┌──
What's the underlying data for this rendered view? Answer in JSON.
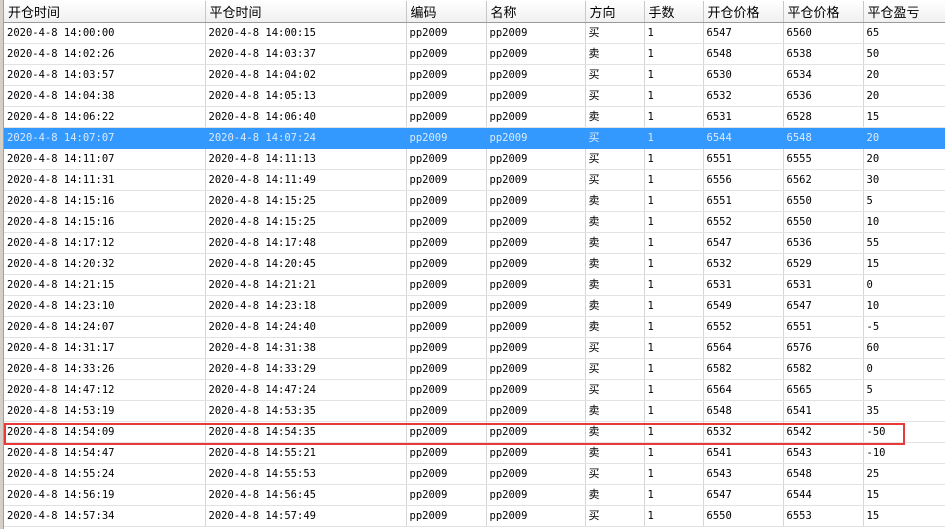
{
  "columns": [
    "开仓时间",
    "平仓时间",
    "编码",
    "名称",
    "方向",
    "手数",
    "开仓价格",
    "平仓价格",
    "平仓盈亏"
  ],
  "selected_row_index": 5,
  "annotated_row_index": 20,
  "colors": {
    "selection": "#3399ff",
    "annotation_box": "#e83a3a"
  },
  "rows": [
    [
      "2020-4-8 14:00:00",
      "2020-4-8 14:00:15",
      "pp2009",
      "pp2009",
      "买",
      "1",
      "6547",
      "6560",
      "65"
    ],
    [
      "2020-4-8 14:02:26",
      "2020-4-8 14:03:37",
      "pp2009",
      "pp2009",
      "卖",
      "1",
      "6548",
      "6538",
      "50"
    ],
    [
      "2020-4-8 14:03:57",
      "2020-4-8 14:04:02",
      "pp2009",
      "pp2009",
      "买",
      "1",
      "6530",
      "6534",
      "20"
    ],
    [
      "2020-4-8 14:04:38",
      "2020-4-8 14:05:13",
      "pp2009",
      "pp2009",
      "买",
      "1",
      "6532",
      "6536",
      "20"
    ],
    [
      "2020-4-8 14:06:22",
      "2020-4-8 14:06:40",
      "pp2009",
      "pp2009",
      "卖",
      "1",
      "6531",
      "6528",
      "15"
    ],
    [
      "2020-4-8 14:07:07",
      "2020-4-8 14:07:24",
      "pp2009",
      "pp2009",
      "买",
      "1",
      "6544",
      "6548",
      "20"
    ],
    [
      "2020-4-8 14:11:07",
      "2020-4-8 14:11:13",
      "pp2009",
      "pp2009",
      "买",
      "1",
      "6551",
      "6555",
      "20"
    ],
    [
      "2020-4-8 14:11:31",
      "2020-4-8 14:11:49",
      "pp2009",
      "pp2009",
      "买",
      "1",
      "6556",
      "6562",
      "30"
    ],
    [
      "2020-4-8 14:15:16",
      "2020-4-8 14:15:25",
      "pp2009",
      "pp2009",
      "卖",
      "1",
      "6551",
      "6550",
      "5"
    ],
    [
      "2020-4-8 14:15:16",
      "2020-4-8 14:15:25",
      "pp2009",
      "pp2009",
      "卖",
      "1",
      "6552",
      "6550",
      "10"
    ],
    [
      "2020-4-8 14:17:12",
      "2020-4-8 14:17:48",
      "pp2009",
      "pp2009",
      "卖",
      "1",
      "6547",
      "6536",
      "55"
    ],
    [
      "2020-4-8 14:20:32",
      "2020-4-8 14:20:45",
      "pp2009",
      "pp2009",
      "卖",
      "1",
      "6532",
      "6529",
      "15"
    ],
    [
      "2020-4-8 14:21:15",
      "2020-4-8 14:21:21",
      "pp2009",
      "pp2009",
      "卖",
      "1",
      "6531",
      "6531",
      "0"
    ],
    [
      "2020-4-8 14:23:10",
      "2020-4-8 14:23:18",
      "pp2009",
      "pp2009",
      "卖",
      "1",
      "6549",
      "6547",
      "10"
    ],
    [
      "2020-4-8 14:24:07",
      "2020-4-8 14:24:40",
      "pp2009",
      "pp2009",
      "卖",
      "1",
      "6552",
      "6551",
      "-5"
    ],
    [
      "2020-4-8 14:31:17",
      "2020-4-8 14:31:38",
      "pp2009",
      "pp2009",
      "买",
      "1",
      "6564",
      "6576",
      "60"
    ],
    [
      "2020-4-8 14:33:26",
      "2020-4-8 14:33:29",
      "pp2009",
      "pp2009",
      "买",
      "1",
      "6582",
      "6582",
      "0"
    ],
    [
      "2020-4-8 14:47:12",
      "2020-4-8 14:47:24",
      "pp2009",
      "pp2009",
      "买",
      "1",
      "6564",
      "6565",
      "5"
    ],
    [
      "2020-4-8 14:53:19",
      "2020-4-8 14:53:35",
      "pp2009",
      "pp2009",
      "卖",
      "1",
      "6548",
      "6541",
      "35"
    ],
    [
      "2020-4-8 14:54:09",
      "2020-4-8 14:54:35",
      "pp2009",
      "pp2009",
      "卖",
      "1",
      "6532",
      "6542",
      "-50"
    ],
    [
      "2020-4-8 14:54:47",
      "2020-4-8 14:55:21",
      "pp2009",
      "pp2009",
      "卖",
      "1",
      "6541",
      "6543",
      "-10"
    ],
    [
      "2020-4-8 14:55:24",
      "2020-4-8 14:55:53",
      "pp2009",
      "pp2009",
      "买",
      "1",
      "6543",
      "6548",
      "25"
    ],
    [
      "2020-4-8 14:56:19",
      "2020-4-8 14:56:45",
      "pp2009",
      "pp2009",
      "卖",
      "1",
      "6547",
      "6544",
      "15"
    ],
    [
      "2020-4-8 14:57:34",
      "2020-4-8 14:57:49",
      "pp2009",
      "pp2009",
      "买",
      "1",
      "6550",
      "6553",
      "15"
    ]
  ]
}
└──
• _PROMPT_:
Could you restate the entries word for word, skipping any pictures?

• _WRITTEN SOLUTION_:
What's the underlying data for this rendered view? Answer in JSON.
{
  "columns": [
    "开仓时间",
    "平仓时间",
    "编码",
    "名称",
    "方向",
    "手数",
    "开仓价格",
    "平仓价格",
    "平仓盈亏"
  ],
  "selected_row_index": 5,
  "annotated_row_index": 20,
  "colors": {
    "selection": "#3399ff",
    "annotation_box": "#e83a3a"
  },
  "rows": [
    [
      "2020-4-8 14:00:00",
      "2020-4-8 14:00:15",
      "pp2009",
      "pp2009",
      "买",
      "1",
      "6547",
      "6560",
      "65"
    ],
    [
      "2020-4-8 14:02:26",
      "2020-4-8 14:03:37",
      "pp2009",
      "pp2009",
      "卖",
      "1",
      "6548",
      "6538",
      "50"
    ],
    [
      "2020-4-8 14:03:57",
      "2020-4-8 14:04:02",
      "pp2009",
      "pp2009",
      "买",
      "1",
      "6530",
      "6534",
      "20"
    ],
    [
      "2020-4-8 14:04:38",
      "2020-4-8 14:05:13",
      "pp2009",
      "pp2009",
      "买",
      "1",
      "6532",
      "6536",
      "20"
    ],
    [
      "2020-4-8 14:06:22",
      "2020-4-8 14:06:40",
      "pp2009",
      "pp2009",
      "卖",
      "1",
      "6531",
      "6528",
      "15"
    ],
    [
      "2020-4-8 14:07:07",
      "2020-4-8 14:07:24",
      "pp2009",
      "pp2009",
      "买",
      "1",
      "6544",
      "6548",
      "20"
    ],
    [
      "2020-4-8 14:11:07",
      "2020-4-8 14:11:13",
      "pp2009",
      "pp2009",
      "买",
      "1",
      "6551",
      "6555",
      "20"
    ],
    [
      "2020-4-8 14:11:31",
      "2020-4-8 14:11:49",
      "pp2009",
      "pp2009",
      "买",
      "1",
      "6556",
      "6562",
      "30"
    ],
    [
      "2020-4-8 14:15:16",
      "2020-4-8 14:15:25",
      "pp2009",
      "pp2009",
      "卖",
      "1",
      "6551",
      "6550",
      "5"
    ],
    [
      "2020-4-8 14:15:16",
      "2020-4-8 14:15:25",
      "pp2009",
      "pp2009",
      "卖",
      "1",
      "6552",
      "6550",
      "10"
    ],
    [
      "2020-4-8 14:17:12",
      "2020-4-8 14:17:48",
      "pp2009",
      "pp2009",
      "卖",
      "1",
      "6547",
      "6536",
      "55"
    ],
    [
      "2020-4-8 14:20:32",
      "2020-4-8 14:20:45",
      "pp2009",
      "pp2009",
      "卖",
      "1",
      "6532",
      "6529",
      "15"
    ],
    [
      "2020-4-8 14:21:15",
      "2020-4-8 14:21:21",
      "pp2009",
      "pp2009",
      "卖",
      "1",
      "6531",
      "6531",
      "0"
    ],
    [
      "2020-4-8 14:23:10",
      "2020-4-8 14:23:18",
      "pp2009",
      "pp2009",
      "卖",
      "1",
      "6549",
      "6547",
      "10"
    ],
    [
      "2020-4-8 14:24:07",
      "2020-4-8 14:24:40",
      "pp2009",
      "pp2009",
      "卖",
      "1",
      "6552",
      "6551",
      "-5"
    ],
    [
      "2020-4-8 14:31:17",
      "2020-4-8 14:31:38",
      "pp2009",
      "pp2009",
      "买",
      "1",
      "6564",
      "6576",
      "60"
    ],
    [
      "2020-4-8 14:33:26",
      "2020-4-8 14:33:29",
      "pp2009",
      "pp2009",
      "买",
      "1",
      "6582",
      "6582",
      "0"
    ],
    [
      "2020-4-8 14:47:12",
      "2020-4-8 14:47:24",
      "pp2009",
      "pp2009",
      "买",
      "1",
      "6564",
      "6565",
      "5"
    ],
    [
      "2020-4-8 14:53:19",
      "2020-4-8 14:53:35",
      "pp2009",
      "pp2009",
      "卖",
      "1",
      "6548",
      "6541",
      "35"
    ],
    [
      "2020-4-8 14:54:09",
      "2020-4-8 14:54:35",
      "pp2009",
      "pp2009",
      "卖",
      "1",
      "6532",
      "6542",
      "-50"
    ],
    [
      "2020-4-8 14:54:47",
      "2020-4-8 14:55:21",
      "pp2009",
      "pp2009",
      "卖",
      "1",
      "6541",
      "6543",
      "-10"
    ],
    [
      "2020-4-8 14:55:24",
      "2020-4-8 14:55:53",
      "pp2009",
      "pp2009",
      "买",
      "1",
      "6543",
      "6548",
      "25"
    ],
    [
      "2020-4-8 14:56:19",
      "2020-4-8 14:56:45",
      "pp2009",
      "pp2009",
      "卖",
      "1",
      "6547",
      "6544",
      "15"
    ],
    [
      "2020-4-8 14:57:34",
      "2020-4-8 14:57:49",
      "pp2009",
      "pp2009",
      "买",
      "1",
      "6550",
      "6553",
      "15"
    ]
  ]
}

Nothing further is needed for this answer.